    I and a number of other editors at CBA (Christian Bookseller’s Assoc) houses actually DO consider it our jobs to champion the book from birth to publication. We read the manuscripts a number of times. We give in-depth editorial reviews (mine have ranged from 6 pages to 28), and do the hands-on edit when the revised ms comes in. Yes, the final decision is the authors on what to revise and which edits to accept, but that’s as it should be. As you wrote, these aren’t my books, but the authors’.

    What I love, though, about being an editor is that synergistic relationship with my authors. My job is to serve them as best I can, to encourage them, to redirect them if needed, to do whatever I can to help them bring out the power in their novels. It’s SO exciting when an author takes a manuscript from good to amazing; I’m humbled to be a part of that process. But my job doesn’t end with the edit: I work with design on the covers and with the authors on catalog and cover copy.

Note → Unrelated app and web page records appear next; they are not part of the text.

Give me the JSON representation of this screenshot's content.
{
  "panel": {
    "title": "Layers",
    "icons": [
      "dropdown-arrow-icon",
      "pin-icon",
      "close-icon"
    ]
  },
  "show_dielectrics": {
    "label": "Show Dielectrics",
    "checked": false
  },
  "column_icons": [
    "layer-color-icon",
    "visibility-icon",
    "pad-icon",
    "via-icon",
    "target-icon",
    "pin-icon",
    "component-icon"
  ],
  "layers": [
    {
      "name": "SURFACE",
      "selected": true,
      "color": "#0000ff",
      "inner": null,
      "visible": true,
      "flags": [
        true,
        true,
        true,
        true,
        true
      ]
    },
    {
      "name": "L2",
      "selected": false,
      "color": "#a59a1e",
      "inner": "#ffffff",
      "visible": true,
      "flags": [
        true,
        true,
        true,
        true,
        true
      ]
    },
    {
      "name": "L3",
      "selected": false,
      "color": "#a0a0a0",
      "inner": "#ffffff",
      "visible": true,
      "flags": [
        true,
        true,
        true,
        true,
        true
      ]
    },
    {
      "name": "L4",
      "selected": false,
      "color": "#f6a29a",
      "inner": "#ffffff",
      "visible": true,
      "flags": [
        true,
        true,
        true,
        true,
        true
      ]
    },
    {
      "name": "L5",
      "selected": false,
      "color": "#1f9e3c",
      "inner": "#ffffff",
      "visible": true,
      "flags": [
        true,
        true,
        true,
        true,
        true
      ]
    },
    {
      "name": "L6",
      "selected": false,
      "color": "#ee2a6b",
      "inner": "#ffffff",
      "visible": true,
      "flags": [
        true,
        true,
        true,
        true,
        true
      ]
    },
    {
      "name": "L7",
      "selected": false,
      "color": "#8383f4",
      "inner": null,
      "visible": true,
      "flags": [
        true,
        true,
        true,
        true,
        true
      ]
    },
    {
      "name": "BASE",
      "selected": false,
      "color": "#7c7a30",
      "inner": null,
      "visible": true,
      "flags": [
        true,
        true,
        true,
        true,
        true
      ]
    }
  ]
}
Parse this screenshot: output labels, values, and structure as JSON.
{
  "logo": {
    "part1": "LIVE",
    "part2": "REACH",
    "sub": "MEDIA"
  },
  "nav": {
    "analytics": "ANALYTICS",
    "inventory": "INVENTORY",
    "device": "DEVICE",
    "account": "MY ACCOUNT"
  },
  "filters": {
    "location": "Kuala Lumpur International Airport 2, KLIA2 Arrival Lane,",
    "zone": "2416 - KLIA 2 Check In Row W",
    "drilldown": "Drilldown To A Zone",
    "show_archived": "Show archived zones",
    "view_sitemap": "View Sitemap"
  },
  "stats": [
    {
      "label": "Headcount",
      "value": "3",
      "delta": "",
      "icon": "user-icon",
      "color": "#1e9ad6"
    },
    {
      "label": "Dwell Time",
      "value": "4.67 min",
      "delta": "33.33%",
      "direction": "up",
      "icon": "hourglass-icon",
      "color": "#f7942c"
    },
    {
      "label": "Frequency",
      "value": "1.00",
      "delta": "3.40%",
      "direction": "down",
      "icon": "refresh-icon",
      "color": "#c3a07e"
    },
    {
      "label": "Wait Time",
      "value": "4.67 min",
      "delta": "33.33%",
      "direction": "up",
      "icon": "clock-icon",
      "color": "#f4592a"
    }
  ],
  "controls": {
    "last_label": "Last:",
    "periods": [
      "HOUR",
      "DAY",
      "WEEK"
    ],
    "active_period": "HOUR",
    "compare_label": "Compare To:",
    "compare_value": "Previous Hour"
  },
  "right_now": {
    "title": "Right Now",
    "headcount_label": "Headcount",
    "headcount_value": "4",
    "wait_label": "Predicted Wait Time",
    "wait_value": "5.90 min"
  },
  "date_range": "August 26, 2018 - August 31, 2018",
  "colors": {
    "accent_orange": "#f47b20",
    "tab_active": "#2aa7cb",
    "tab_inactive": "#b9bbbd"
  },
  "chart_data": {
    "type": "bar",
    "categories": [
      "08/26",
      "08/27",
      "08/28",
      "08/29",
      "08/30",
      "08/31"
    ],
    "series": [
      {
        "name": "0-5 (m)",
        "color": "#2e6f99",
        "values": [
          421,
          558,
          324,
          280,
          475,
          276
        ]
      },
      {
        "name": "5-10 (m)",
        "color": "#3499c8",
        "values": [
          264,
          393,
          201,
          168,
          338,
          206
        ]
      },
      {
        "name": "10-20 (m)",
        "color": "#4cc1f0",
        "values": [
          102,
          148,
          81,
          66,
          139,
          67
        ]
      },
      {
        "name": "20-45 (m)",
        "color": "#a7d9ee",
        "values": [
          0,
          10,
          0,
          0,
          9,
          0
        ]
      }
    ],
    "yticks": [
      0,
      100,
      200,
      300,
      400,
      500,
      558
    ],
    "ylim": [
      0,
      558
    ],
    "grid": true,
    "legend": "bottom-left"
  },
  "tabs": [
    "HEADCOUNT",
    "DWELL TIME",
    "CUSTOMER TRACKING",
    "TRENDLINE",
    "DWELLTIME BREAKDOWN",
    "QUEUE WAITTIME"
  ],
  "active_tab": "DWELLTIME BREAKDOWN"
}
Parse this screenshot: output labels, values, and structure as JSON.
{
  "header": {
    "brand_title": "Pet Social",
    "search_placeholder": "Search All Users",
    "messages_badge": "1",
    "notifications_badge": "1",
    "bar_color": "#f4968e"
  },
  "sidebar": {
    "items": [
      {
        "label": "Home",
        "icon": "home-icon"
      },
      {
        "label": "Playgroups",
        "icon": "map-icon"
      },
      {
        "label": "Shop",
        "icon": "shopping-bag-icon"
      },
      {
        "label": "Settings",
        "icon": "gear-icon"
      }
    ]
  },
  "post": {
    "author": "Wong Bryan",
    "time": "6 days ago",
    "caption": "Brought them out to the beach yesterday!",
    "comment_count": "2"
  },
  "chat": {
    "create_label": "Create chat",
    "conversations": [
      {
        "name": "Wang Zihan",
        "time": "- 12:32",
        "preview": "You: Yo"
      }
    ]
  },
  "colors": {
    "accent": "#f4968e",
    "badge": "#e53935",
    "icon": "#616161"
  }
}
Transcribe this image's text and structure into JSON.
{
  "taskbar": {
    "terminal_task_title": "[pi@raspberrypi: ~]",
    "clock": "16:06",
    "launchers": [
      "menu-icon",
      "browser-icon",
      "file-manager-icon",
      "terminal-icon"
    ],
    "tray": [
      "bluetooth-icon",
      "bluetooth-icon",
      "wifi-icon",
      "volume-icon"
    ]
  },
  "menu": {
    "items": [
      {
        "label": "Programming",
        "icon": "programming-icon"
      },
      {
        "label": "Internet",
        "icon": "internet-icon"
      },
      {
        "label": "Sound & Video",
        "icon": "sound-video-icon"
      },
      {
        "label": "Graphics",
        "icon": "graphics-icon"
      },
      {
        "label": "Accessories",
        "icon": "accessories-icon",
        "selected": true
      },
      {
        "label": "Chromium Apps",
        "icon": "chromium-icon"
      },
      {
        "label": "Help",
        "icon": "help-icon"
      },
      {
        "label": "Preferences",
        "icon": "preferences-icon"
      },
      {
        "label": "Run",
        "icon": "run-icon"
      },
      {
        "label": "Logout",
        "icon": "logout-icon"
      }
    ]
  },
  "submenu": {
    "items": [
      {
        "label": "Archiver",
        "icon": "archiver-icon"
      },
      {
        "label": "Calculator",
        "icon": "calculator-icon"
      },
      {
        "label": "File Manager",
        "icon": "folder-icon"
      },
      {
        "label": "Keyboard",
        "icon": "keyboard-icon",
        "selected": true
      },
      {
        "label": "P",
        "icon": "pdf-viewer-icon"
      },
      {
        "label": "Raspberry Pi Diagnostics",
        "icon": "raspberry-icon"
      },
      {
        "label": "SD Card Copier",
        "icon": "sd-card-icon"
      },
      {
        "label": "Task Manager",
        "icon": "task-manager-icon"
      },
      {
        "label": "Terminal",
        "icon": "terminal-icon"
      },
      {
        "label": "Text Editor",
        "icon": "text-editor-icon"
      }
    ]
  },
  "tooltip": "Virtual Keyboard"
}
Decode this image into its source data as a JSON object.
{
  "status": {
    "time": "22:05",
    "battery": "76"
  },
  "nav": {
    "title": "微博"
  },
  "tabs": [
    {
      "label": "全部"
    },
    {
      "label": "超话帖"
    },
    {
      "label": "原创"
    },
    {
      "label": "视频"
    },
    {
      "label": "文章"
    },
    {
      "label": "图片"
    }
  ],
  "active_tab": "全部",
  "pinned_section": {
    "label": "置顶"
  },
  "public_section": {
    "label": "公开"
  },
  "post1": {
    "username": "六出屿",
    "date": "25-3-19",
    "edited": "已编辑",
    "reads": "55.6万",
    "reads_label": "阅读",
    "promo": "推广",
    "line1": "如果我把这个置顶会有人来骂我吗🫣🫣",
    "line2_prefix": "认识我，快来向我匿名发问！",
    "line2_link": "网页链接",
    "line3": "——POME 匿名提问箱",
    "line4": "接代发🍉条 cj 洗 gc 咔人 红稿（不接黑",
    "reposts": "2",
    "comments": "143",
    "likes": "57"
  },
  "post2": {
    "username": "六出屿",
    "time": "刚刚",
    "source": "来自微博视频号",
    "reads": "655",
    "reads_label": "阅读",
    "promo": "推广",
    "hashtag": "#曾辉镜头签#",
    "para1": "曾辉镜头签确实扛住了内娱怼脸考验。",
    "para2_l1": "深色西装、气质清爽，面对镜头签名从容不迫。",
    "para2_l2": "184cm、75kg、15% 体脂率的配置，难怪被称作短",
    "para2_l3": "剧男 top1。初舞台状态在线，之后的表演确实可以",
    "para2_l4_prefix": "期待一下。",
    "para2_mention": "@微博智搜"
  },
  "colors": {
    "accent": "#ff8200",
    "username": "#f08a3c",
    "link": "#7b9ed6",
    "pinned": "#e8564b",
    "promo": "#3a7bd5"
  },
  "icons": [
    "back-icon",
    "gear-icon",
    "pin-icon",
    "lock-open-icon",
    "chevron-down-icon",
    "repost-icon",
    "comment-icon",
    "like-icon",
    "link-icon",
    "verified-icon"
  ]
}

Our fantastic marketing director for fiction, Julie Gwinn, knows she’s free to come to me to discuss and brainstorm on any of our novels. I encourage the salesmen, sending them excerpts to get them excited about the author and his/her writing. I champion the products through acquisitions, development, and publication. I’ve even gone on sales calls with our sales team to talk up our writers and their books with buyers.

    The beauty is that I’m not the only one doing all this. I know several great editors in the CBA who do all I do. Some who do more. Because this is more than a job. It’s a passion. We love words, the craft, and the authors we serve. There really is nothing I’d rather do. Oh, sure, I have the occasional desire to chuck it all and go train dogs, but that doesn’t last long. All it takes to chase that away is starting to read the next manuscript, or talking with one of my authors, or being with industry pros who all love this crazy career as much as I do.

    I talk regularly with a publishing friend of mine who once was a retailer, then an editor, and now a literary agent. Almost every conversation ends with the same glad pronouncement: “Isn’t this FUN?” Indeed, it is.

    I am immeasurably blessed to get to do what I do.


    Karen Ball
    Executive Editor, Fiction
    B&H Publishing Group

  5. I’m glad this post sparked such thoughtful replies!